TASK REQUIREMENTS
Your response should give back each record exactly, word for word.

══════

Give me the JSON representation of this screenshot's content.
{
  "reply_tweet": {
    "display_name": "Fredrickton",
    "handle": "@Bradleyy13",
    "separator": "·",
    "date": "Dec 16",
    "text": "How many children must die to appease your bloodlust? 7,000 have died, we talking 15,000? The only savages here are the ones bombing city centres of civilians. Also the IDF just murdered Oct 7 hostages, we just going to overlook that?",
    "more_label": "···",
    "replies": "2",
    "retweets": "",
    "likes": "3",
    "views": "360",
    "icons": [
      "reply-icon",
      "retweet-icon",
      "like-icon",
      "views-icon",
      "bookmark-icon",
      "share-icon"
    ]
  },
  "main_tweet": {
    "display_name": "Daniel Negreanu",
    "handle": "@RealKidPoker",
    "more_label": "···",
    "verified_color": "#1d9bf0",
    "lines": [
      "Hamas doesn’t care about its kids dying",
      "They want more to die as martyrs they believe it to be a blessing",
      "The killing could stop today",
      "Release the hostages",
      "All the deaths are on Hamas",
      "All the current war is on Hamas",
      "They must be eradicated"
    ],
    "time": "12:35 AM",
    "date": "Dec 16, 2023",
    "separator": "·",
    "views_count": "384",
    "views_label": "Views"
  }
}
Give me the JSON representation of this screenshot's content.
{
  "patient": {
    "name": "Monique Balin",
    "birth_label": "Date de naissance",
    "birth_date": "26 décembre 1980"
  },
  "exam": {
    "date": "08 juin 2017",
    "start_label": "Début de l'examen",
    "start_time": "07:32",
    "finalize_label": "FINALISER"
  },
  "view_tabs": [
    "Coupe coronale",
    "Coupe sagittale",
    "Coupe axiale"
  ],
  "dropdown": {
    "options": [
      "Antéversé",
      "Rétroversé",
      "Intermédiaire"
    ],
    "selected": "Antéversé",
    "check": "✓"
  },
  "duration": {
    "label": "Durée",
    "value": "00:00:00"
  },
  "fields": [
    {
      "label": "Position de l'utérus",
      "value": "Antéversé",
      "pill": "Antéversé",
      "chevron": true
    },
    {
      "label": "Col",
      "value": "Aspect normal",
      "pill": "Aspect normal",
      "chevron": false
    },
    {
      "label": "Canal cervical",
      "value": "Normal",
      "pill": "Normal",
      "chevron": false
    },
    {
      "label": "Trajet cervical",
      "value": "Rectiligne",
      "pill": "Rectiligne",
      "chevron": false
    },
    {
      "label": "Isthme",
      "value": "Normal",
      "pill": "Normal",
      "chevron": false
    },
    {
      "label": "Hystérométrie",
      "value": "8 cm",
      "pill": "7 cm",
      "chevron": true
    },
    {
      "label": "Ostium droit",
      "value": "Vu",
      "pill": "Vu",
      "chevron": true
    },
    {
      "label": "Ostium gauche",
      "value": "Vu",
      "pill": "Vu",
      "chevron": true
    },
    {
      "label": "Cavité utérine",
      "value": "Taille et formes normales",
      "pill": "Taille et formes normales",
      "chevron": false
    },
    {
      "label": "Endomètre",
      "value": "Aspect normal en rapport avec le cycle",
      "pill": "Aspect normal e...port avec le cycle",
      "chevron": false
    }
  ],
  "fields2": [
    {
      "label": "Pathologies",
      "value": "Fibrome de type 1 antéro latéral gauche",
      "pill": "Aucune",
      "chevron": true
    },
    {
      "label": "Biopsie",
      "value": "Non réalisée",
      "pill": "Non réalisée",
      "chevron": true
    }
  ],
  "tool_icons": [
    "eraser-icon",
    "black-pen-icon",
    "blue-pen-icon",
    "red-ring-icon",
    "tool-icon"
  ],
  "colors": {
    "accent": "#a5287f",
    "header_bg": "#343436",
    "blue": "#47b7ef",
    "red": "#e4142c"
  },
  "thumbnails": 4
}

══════

PROBLEM SOLUTION
Give me the JSON representation of this screenshot's content.
{
  "reply_tweet": {
    "display_name": "Fredrickton",
    "handle": "@Bradleyy13",
    "separator": "·",
    "date": "Dec 16",
    "text": "How many children must die to appease your bloodlust? 7,000 have died, we talking 15,000? The only savages here are the ones bombing city centres of civilians. Also the IDF just murdered Oct 7 hostages, we just going to overlook that?",
    "more_label": "···",
    "replies": "2",
    "retweets": "",
    "likes": "3",
    "views": "360",
    "icons": [
      "reply-icon",
      "retweet-icon",
      "like-icon",
      "views-icon",
      "bookmark-icon",
      "share-icon"
    ]
  },
  "main_tweet": {
    "display_name": "Daniel Negreanu",
    "handle": "@RealKidPoker",
    "more_label": "···",
    "verified_color": "#1d9bf0",
    "lines": [
      "Hamas doesn’t care about its kids dying",
      "They want more to die as martyrs they believe it to be a blessing",
      "The killing could stop today",
      "Release the hostages",
      "All the deaths are on Hamas",
      "All the current war is on Hamas",
      "They must be eradicated"
    ],
    "time": "12:35 AM",
    "date": "Dec 16, 2023",
    "separator": "·",
    "views_count": "384",
    "views_label": "Views"
  }
}
Give me the JSON representation of this screenshot's content.
{
  "patient": {
    "name": "Monique Balin",
    "birth_label": "Date de naissance",
    "birth_date": "26 décembre 1980"
  },
  "exam": {
    "date": "08 juin 2017",
    "start_label": "Début de l'examen",
    "start_time": "07:32",
    "finalize_label": "FINALISER"
  },
  "view_tabs": [
    "Coupe coronale",
    "Coupe sagittale",
    "Coupe axiale"
  ],
  "dropdown": {
    "options": [
      "Antéversé",
      "Rétroversé",
      "Intermédiaire"
    ],
    "selected": "Antéversé",
    "check": "✓"
  },
  "duration": {
    "label": "Durée",
    "value": "00:00:00"
  },
  "fields": [
    {
      "label": "Position de l'utérus",
      "value": "Antéversé",
      "pill": "Antéversé",
      "chevron": true
    },
    {
      "label": "Col",
      "value": "Aspect normal",
      "pill": "Aspect normal",
      "chevron": false
    },
    {
      "label": "Canal cervical",
      "value": "Normal",
      "pill": "Normal",
      "chevron": false
    },
    {
      "label": "Trajet cervical",
      "value": "Rectiligne",
      "pill": "Rectiligne",
      "chevron": false
    },
    {
      "label": "Isthme",
      "value": "Normal",
      "pill": "Normal",
      "chevron": false
    },
    {
      "label": "Hystérométrie",
      "value": "8 cm",
      "pill": "7 cm",
      "chevron": true
    },
    {
      "label": "Ostium droit",
      "value": "Vu",
      "pill": "Vu",
      "chevron": true
    },
    {
      "label": "Ostium gauche",
      "value": "Vu",
      "pill": "Vu",
      "chevron": true
    },
    {
      "label": "Cavité utérine",
      "value": "Taille et formes normales",
      "pill": "Taille et formes normales",
      "chevron": false
    },
    {
      "label": "Endomètre",
      "value": "Aspect normal en rapport avec le cycle",
      "pill": "Aspect normal e...port avec le cycle",
      "chevron": false
    }
  ],
  "fields2": [
    {
      "label": "Pathologies",
      "value": "Fibrome de type 1 antéro latéral gauche",
      "pill": "Aucune",
      "chevron": true
    },
    {
      "label": "Biopsie",
      "value": "Non réalisée",
      "pill": "Non réalisée",
      "chevron": true
    }
  ],
  "tool_icons": [
    "eraser-icon",
    "black-pen-icon",
    "blue-pen-icon",
    "red-ring-icon",
    "tool-icon"
  ],
  "colors": {
    "accent": "#a5287f",
    "header_bg": "#343436",
    "blue": "#47b7ef",
    "red": "#e4142c"
  },
  "thumbnails": 4
}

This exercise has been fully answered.